In a discussion on the disgraceful travesty of hunger amongst senior citizens, American senior citizens, Senator Bernie Sanders (I-VT), and Senator Al Franken (D-MN) stood up. Senator Rand Paul (R-KY) did not.
Now, you may think “so what? This was entirely predictable.” But despite that, this video perfectly illustrates a major philosophical difference between Republicans and most other people. And that difference is that Republicans, as was illustrated so well in this discussion, simply do not care.
Republicans are for and by the wealthy, and have no qualms about throwing our most vulnerable citizens under the proverbial bus.Rand Paul might just as well have said "let them eat cake", because that is precisely what he meant.
TRANSCRIPT (transcribed by myself)
SEN. BERNIE SANDERS (I-VT): Making sure that seniors have the nutrition that they need is not only the right and moral thing to do, it is the financially smart thing to do.
It is estimated today that 5 million seniors face the threat of hunger, 3 million seniors are at risk of hunger, and 1 million seniors go hungry because they can not afford to buy food.

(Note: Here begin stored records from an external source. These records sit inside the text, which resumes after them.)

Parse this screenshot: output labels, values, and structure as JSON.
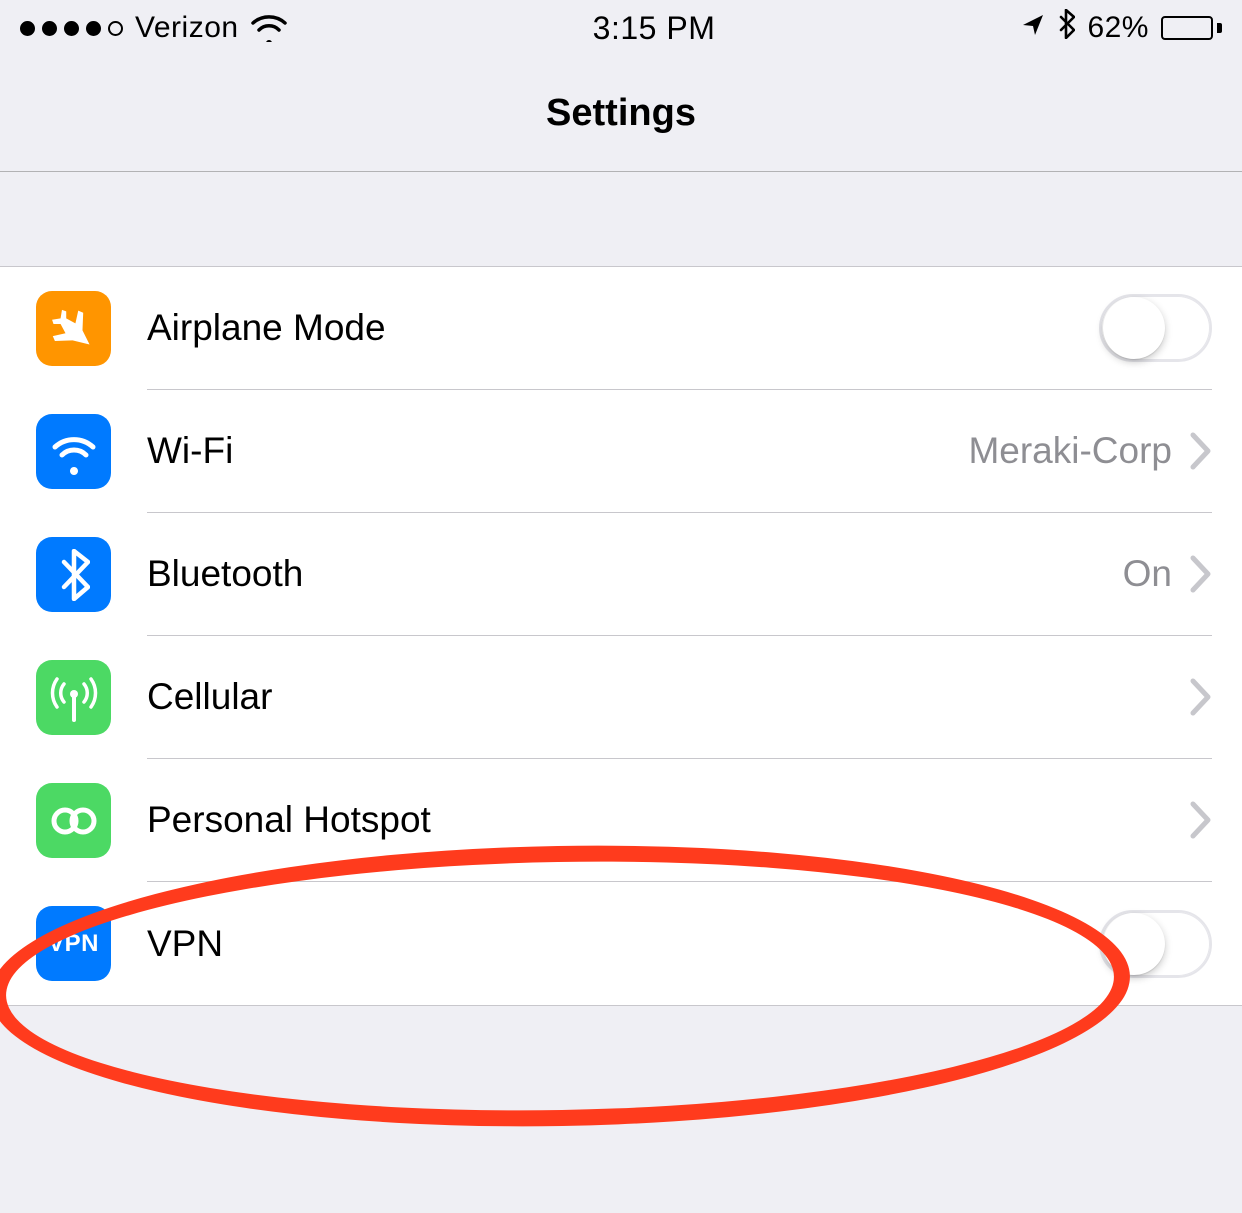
{
  "status": {
    "carrier": "Verizon",
    "time": "3:15 PM",
    "battery_pct": "62%"
  },
  "nav": {
    "title": "Settings"
  },
  "rows": {
    "airplane": {
      "label": "Airplane Mode"
    },
    "wifi": {
      "label": "Wi-Fi",
      "value": "Meraki-Corp"
    },
    "bt": {
      "label": "Bluetooth",
      "value": "On"
    },
    "cell": {
      "label": "Cellular"
    },
    "hotspot": {
      "label": "Personal Hotspot"
    },
    "vpn": {
      "label": "VPN",
      "icon_text": "VPN"
    }
  },
  "colors": {
    "orange": "#ff9500",
    "blue": "#007aff",
    "green": "#4cd964",
    "annotation": "#ff3b1d"
  }
}
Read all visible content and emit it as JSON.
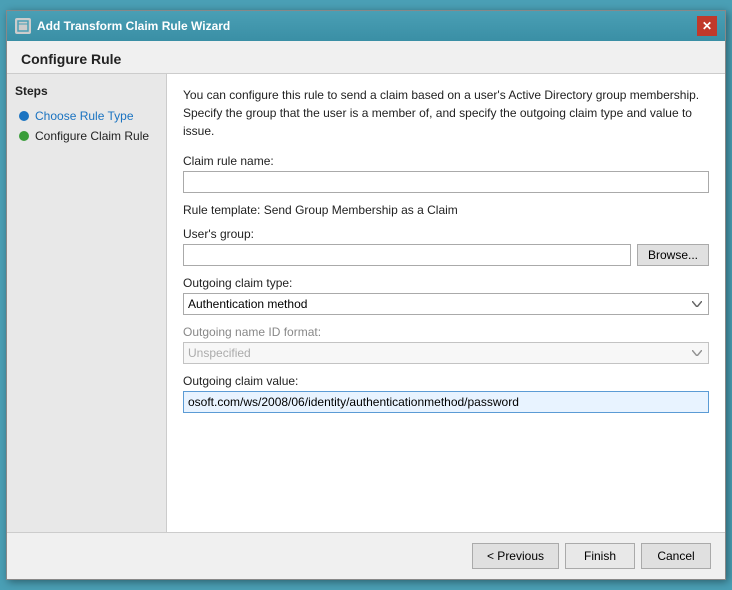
{
  "window": {
    "title": "Add Transform Claim Rule Wizard",
    "close_label": "✕"
  },
  "page": {
    "title": "Configure Rule",
    "description": "You can configure this rule to send a claim based on a user's Active Directory group membership. Specify the group that the user is a member of, and specify the outgoing claim type and value to issue."
  },
  "sidebar": {
    "title": "Steps",
    "items": [
      {
        "label": "Choose Rule Type",
        "status": "inactive",
        "color": "blue"
      },
      {
        "label": "Configure Claim Rule",
        "status": "active",
        "color": "green"
      }
    ]
  },
  "form": {
    "claim_rule_name_label": "Claim rule name:",
    "claim_rule_name_value": "",
    "claim_rule_name_placeholder": "",
    "rule_template_text": "Rule template: Send Group Membership as a Claim",
    "users_group_label": "User's group:",
    "users_group_value": "",
    "browse_label": "Browse...",
    "outgoing_claim_type_label": "Outgoing claim type:",
    "outgoing_claim_type_value": "Authentication method",
    "outgoing_claim_type_options": [
      "Authentication method"
    ],
    "outgoing_name_id_label": "Outgoing name ID format:",
    "outgoing_name_id_value": "Unspecified",
    "outgoing_name_id_options": [
      "Unspecified"
    ],
    "outgoing_claim_value_label": "Outgoing claim value:",
    "outgoing_claim_value_text": "osoft.com/ws/2008/06/identity/authenticationmethod/password"
  },
  "footer": {
    "previous_label": "< Previous",
    "finish_label": "Finish",
    "cancel_label": "Cancel"
  }
}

But in some cases it's not just money. In some cases it's the transportation to get to the store. In some cases it's the ability to think through when you're 85 or 90 and alone what kind of food you need and how you purchase it. Persistent hunger and malnutrition leads to multiple chronic diseases, resulting in extended hospital stays and premature nursing home placements. There's some studies out there that are quite sure about significant percentage of seniors today who are in nursing homes who need not be in that expensive care if they had good nutrition and somebody visiting them on a regular basis. That seems to me to be pretty dumb.
SEN. AL FRANKEN (D-MN): Make no mistake, Rand (Sen. Rand Paul), The Older Americans Act saves money. It allows seniors to stay in their homes who wouldn't otherwise be able to stay in their homes.
SEN. RAND PAUL (R-KY): It's curious that, uh, only in Washington can you spend 2 biliion dollars and claim that you're saving money. Here's a thought. Perhaps the 2 billian dollars we spend on OAA if we subsumed that in to another program and didn't spend it, that might be saving money.
SEN. BERNIE SANDERS (I-VT): Senator Paul has suggested that only in Washington can people actually believe that spending money actually saves money. I think that is the kind of philosophy which results in us spending almost twice as much on healthcare as any other country on earth. Because we have millions and millions of Americans who can't get to a doctor on time, some of them die, some of them become very, very ill. They end up in the emergency room, they end up in a hospital at great cost rather than making sure they have access to a doctor. Maybe it's the same reason why we have more people in jail than any other country on earth including China, tied to the fact that we have the highest poverty rate among children than any other major country on earth. So the point is, and I think we have a bit of a difference here, I believe, and I think Senator Franken has spoken to the fact that prevention, keeping people healthy, taking care of their needs at home, does actually save money. And that if you deny those resources, you leave a senior citizen at home today alone, isolated, confused about medicine, not getting the nutrition they need, you know what happens to that person? That person collapses. That person ends up in an emergency room. That person ends up in a nursing home at much greater cost to the system.
SEN. AL FRANKEN: Here's my very precise question. Does the Older Americans Act save taxpayers money by allowing seniors to stay in their homes as opposed to going to nursing homes?
MS. GREENLEE, Assistant Secretary, Administration on Aging: Yes Senator.
SEN. AL FRANKEN: Thank you.
SEN. RAND PAUL: Um, I appreciate the great and very, um, I think collegial discussion, And we do have different opinions, you know, some of us believe more in the ability of government to cure problems, and some of us believe more in the ability of private charity to cure these problems. I guess what I still find curious is though that if we are saving money with the 2 billion dollars we spend, perhaps we should give you 20 billion. Is there a limit? Where would we get to? How much money should we give you in order to save money so if we spend federal money to save money, where is the limit? I think we could reach a point of absurdity. Thank you.
SEN. AL FRANKEN: I think you just did (reach a point of absurdity).
SEN. BERNIE SANDERS: Uh, I would suggest, Senator Paul, when you have seniors in this country who are dealing with food insecurity, who are not getting the nutrition that they need, my guess is that the government is wasting substantial sums of money by not taking care of those seniors, who will end up in emergency rooms, in hospitals, uh, and in nursing homes, so, you asked that question, my answer is I don't want to see one senior in this country go hungry. It's the morally right thing to do, and from a fiscally conservative point of view, saving government money, in my view it is the right thing to do.